Norsk Naturskadepool has the following address: PO Box 2529 Solli, 0202 Oslo. Tlf.: +47 23 28 42 00.

Motor vehicle third party risks (Class 10)
Reference is made to the Protocol relating to the collaboration of the supervisory authorities of the member states of the European Union ("Sienna Protocol") as regards motor vehicle third party risks (class 10, not including carrier’s liability). According to the Act of 3 February 1961 on motor insurance liability, and regulations laid down pursuant to that Act, as regards motor vehicle third party liability, a company intending to provide mandatory insurance against motor vehicle third party liability must meet the following conditions:

  1. The company must be a member of "Trafikkforsikringsforeningen" (The Norwegian Motor Insurers’ Bureau).
  2. The supervisory authority of the company’s home member state must communicate to Finanstilsynet a declaration of the undertaking’s membership of the Norwegian Motor Insurers’ Bureau, and the name and address of the company’s representative in Norway.

The company must have a representative residing or established in Norway with authority to handle claims, grant compensation to injured parties, and to represent the company before Norwegian courts of law or authorities. Finanstilsynet's premise is that the general agent (or the person authorised to represent the general agent) will hold such authority and position in Norway unless otherwise communicated.

Trafikkforsikringsforeningen has the following address: PO Box 2551 Solli, 0202 Oslo. Tlf.: +47 22 04 86 00.

Insurance against liability related to medicinal products (Class 13)
Mandatory insurance against liability related to medicinal products is regulated in chapter 3 cf. section 3-4 of Act of 23 December 1988 no. 104 on Product Liability. The policy terms and conditions must be forwarded to Finanstilsynet prior to their application.

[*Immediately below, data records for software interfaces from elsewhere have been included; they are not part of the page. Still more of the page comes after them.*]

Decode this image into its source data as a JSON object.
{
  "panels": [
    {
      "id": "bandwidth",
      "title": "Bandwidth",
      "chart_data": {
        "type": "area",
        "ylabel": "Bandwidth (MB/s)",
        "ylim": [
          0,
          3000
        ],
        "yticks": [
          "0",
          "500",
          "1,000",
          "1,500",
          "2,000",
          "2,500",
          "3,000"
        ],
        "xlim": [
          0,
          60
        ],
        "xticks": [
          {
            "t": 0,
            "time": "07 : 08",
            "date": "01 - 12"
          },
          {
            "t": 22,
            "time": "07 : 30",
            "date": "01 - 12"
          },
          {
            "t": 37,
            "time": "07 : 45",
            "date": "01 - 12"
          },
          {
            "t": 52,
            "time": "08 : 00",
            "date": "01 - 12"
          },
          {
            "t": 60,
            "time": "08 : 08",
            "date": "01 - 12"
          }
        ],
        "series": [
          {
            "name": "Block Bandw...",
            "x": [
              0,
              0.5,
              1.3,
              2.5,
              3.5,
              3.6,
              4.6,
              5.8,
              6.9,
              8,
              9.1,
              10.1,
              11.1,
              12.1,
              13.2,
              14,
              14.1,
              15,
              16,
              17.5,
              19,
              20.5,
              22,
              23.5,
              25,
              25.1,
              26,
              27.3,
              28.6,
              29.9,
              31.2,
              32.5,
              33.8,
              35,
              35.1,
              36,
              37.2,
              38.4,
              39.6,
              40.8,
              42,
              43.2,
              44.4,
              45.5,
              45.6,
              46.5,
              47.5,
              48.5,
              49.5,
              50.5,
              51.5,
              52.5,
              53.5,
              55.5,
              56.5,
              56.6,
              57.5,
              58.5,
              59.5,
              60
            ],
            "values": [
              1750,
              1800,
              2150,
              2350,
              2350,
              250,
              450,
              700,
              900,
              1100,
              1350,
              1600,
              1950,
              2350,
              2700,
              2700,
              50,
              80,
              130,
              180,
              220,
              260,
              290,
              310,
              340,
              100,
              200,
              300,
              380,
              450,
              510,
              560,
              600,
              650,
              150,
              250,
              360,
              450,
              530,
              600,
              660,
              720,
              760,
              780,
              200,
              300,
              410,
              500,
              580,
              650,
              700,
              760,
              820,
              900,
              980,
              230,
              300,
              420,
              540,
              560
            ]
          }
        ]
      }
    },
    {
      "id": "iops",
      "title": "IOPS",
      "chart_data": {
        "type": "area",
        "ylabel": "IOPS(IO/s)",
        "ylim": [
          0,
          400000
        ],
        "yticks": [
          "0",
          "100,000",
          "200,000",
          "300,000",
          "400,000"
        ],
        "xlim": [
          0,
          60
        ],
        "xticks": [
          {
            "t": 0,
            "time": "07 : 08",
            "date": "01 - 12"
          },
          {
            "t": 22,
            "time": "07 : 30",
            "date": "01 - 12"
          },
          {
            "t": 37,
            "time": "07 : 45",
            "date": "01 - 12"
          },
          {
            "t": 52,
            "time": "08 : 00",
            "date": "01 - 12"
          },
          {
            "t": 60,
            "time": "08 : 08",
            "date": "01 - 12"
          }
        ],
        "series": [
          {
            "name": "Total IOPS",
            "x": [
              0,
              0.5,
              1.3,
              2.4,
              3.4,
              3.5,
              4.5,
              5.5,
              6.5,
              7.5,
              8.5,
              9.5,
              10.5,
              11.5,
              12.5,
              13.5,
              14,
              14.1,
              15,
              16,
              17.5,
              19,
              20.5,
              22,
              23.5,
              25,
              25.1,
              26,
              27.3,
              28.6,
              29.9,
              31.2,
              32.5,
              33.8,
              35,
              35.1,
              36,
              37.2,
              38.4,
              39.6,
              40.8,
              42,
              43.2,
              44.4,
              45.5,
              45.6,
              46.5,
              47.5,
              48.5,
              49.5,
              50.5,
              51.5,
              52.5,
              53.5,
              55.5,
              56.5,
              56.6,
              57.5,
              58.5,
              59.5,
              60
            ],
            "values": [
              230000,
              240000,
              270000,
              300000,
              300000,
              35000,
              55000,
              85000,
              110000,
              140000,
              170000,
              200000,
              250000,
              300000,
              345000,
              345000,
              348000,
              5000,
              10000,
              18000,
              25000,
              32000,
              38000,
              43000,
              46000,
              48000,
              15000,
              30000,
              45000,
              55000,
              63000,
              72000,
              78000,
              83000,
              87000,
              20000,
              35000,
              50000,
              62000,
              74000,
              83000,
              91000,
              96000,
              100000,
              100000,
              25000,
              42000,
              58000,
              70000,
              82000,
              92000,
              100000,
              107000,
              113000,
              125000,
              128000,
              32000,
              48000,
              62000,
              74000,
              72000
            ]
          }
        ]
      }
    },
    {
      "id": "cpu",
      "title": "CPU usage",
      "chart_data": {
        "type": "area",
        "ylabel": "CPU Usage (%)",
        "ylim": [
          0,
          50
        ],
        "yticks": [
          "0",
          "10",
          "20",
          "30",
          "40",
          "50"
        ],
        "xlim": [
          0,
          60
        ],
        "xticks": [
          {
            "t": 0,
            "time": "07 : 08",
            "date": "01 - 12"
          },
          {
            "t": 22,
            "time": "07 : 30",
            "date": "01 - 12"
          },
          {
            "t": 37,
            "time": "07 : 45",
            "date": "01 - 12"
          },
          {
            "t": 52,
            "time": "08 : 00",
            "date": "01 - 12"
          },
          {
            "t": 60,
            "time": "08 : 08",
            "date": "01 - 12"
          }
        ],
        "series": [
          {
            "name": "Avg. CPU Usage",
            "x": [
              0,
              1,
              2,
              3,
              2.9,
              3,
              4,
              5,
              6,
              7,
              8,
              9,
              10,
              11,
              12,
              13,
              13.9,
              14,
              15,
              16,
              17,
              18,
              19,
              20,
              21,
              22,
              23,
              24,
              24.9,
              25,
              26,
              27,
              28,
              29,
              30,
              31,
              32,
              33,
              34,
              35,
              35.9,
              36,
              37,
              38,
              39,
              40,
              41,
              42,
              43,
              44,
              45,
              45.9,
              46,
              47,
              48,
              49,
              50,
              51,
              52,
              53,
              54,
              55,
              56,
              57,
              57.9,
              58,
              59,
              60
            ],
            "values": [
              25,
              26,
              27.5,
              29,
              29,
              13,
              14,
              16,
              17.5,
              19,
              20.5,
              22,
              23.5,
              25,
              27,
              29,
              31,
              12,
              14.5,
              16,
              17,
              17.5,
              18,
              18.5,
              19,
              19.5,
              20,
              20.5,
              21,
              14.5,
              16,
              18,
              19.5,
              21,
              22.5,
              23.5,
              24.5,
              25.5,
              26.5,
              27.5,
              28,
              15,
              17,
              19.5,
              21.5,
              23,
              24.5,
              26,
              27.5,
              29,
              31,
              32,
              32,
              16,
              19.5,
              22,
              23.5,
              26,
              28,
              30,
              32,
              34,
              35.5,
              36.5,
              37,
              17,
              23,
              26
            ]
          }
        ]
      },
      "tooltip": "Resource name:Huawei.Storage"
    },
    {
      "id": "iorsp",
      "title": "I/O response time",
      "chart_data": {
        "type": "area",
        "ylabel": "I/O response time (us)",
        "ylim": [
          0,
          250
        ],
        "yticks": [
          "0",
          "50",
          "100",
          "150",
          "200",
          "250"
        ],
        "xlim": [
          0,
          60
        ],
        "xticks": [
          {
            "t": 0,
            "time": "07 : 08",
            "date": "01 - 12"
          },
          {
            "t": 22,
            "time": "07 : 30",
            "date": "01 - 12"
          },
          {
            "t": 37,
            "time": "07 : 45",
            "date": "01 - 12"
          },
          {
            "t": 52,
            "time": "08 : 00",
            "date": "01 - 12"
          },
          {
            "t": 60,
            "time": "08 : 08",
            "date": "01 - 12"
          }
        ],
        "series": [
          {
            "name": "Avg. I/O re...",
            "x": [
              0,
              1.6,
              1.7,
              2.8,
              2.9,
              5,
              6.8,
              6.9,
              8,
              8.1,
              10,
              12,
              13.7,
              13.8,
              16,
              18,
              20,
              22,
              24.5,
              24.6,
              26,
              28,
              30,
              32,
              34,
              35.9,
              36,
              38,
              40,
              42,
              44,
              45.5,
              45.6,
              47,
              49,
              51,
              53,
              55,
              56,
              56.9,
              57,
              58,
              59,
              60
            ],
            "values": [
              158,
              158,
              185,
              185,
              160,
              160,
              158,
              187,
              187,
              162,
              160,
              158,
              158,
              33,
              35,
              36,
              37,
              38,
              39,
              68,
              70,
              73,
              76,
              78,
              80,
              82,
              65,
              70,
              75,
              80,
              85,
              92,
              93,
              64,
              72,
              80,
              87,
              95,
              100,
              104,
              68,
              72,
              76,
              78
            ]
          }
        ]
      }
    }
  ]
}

Reference is also made to section 7-7, cf. section 7-6, of Act of 16 June 1989 on Insurance Contracts concerning the position of the injured party under liability insurance. This provision states that where an insurance contract refers to mandatory liability insurance and the contract is terminated or otherwise ceases to apply, the injured party will retain cover under the contract for one month after the relevant authority received notification of the matter.